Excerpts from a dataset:
+ + + +

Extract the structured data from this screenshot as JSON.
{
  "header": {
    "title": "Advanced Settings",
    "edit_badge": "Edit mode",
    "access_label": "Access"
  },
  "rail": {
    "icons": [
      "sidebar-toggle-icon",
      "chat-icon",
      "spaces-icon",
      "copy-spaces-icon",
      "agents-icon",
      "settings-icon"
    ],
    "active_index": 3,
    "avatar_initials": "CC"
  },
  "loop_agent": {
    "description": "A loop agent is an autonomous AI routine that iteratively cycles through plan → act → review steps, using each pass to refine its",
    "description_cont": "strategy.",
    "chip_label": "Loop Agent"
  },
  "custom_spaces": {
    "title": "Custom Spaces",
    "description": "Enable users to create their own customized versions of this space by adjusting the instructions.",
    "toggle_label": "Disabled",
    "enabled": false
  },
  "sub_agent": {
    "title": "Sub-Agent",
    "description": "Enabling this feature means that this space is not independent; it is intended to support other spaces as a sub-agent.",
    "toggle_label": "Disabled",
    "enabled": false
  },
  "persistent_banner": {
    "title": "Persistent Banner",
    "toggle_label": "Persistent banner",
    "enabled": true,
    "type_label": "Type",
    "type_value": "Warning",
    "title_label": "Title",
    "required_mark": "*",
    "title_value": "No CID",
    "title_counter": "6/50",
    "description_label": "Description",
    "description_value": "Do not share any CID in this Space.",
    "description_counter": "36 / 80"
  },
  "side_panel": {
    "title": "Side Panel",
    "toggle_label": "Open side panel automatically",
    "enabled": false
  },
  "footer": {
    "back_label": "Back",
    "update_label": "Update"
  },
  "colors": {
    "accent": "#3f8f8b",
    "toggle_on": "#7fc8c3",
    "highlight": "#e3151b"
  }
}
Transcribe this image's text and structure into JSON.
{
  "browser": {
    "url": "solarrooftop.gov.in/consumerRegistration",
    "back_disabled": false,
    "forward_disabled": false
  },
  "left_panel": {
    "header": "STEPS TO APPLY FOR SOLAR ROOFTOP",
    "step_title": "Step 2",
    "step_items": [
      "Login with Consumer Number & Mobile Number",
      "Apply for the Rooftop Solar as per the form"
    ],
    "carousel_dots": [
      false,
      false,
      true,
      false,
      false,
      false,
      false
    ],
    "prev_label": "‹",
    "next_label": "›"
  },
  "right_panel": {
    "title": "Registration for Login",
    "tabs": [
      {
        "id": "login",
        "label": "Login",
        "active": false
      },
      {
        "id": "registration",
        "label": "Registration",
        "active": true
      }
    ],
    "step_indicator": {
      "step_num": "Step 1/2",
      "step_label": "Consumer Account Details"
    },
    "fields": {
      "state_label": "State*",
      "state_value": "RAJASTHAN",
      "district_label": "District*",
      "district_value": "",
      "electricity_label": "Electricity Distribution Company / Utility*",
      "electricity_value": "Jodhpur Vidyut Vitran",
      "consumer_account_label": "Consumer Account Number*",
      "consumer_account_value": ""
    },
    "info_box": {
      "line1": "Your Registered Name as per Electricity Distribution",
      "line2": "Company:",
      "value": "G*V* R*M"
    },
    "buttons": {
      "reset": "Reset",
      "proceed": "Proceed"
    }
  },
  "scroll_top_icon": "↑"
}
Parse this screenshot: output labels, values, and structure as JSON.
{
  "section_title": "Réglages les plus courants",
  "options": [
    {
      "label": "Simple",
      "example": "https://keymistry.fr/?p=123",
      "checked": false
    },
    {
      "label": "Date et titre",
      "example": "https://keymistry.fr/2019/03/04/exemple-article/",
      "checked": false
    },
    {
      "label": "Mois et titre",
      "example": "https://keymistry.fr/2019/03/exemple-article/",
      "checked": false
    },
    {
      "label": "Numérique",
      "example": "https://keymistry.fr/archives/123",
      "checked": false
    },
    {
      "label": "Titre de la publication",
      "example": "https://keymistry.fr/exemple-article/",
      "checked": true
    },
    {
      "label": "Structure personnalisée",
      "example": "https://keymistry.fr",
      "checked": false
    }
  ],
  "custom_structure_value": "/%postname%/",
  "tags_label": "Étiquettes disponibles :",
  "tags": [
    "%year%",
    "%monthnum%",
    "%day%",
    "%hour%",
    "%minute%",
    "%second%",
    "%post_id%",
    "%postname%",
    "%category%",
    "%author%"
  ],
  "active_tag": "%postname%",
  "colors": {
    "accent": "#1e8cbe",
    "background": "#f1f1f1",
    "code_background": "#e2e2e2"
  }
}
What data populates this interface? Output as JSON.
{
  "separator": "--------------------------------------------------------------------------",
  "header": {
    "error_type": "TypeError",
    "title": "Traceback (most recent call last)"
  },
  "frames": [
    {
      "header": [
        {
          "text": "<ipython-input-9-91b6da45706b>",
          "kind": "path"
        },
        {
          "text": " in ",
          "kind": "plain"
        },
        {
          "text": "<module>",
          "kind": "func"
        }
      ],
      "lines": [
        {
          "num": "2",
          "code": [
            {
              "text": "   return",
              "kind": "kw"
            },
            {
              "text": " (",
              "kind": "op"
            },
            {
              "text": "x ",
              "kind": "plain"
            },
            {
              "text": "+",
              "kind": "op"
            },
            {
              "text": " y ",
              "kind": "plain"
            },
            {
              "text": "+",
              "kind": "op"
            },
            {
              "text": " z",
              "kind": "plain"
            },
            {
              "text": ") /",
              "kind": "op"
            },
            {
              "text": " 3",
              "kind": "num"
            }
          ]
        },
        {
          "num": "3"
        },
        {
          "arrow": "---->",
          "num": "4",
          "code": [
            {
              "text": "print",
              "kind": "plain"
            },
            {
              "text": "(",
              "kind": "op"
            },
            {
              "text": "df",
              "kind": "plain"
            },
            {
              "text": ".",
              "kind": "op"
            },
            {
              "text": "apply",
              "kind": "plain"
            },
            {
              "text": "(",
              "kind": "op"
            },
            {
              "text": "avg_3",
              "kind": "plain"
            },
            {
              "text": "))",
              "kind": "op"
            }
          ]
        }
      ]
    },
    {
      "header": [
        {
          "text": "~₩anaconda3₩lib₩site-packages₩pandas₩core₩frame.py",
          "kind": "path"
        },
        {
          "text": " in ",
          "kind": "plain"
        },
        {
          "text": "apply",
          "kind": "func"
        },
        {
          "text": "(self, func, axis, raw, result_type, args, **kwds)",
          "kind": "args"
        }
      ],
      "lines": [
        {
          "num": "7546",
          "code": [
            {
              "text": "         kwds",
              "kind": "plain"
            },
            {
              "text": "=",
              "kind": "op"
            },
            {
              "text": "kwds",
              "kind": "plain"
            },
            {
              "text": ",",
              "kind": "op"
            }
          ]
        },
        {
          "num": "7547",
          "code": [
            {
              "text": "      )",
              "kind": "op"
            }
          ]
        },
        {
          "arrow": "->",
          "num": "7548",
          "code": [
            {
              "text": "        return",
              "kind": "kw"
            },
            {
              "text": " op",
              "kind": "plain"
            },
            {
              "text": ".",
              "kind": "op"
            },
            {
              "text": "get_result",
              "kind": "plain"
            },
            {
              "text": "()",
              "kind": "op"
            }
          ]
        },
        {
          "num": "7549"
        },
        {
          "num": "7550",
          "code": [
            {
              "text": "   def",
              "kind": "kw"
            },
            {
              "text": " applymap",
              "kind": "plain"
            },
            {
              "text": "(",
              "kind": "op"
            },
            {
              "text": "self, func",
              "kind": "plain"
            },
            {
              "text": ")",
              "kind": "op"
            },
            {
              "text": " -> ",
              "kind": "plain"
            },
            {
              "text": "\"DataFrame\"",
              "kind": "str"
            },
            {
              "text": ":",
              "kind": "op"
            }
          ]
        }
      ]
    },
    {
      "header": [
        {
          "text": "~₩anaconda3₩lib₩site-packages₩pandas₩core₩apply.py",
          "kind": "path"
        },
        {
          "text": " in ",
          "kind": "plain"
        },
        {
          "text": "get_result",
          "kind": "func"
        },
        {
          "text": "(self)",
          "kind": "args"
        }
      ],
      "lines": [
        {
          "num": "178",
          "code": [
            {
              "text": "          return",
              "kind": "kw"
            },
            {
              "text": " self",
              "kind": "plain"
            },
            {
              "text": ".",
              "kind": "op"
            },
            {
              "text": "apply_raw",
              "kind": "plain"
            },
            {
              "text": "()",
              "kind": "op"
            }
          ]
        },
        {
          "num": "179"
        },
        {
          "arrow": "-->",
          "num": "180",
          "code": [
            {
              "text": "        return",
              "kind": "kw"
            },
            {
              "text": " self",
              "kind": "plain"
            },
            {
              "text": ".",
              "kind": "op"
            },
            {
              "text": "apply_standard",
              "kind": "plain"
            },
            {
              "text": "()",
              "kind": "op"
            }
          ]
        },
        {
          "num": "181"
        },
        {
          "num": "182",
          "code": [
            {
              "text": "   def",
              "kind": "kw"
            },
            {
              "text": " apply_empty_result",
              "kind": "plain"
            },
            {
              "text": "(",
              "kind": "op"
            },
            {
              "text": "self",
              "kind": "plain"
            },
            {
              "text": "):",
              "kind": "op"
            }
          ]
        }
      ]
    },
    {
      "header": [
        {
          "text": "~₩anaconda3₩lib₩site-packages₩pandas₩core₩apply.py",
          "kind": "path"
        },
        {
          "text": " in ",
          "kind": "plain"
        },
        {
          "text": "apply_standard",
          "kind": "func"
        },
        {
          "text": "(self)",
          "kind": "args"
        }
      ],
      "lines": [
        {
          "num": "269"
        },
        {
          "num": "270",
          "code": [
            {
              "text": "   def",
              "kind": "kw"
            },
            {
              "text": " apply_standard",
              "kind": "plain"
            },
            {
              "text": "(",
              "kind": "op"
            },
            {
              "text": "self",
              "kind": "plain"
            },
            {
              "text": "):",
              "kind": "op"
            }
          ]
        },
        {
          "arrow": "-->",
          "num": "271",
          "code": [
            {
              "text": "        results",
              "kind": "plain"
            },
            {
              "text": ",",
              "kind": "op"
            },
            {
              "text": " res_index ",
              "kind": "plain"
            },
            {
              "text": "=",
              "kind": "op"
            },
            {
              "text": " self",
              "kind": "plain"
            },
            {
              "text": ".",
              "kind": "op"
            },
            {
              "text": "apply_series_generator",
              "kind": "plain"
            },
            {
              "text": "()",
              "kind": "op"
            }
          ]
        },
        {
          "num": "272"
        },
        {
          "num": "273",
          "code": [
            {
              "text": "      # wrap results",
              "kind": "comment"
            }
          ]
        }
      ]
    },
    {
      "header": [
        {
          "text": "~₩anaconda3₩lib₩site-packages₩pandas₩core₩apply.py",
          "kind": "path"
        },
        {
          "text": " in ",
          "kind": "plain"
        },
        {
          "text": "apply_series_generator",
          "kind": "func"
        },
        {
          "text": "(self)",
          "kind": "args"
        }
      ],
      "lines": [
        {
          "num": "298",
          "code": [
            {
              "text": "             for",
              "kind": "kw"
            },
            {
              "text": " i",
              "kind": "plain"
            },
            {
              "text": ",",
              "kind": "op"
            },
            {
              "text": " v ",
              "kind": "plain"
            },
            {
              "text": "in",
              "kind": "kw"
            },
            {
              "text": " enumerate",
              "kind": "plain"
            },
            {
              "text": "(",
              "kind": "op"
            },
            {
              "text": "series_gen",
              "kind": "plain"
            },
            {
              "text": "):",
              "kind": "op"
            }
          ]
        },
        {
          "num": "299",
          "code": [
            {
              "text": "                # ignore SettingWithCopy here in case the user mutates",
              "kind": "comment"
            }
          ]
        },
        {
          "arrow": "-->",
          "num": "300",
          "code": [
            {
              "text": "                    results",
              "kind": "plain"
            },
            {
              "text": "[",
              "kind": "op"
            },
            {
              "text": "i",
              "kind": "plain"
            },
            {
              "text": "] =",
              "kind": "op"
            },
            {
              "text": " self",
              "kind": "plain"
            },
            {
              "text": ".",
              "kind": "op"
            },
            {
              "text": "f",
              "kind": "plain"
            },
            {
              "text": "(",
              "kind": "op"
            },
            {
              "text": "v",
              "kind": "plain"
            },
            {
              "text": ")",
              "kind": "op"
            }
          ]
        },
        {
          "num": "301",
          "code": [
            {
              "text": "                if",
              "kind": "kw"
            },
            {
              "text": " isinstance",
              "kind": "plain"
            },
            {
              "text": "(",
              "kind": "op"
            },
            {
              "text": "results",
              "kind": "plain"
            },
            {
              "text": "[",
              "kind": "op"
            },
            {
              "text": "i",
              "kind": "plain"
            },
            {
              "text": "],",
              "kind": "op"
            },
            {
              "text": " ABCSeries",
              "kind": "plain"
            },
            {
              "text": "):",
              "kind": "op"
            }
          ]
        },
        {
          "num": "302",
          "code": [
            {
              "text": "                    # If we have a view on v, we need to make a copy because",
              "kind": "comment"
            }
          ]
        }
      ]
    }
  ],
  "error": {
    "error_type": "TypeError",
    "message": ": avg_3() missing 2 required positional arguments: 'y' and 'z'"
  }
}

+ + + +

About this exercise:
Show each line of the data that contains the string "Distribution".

Result:
      "electricity_label": "Electricity Distribution Company / Utility*",
      "line1": "Your Registered Name as per Electricity Distribution",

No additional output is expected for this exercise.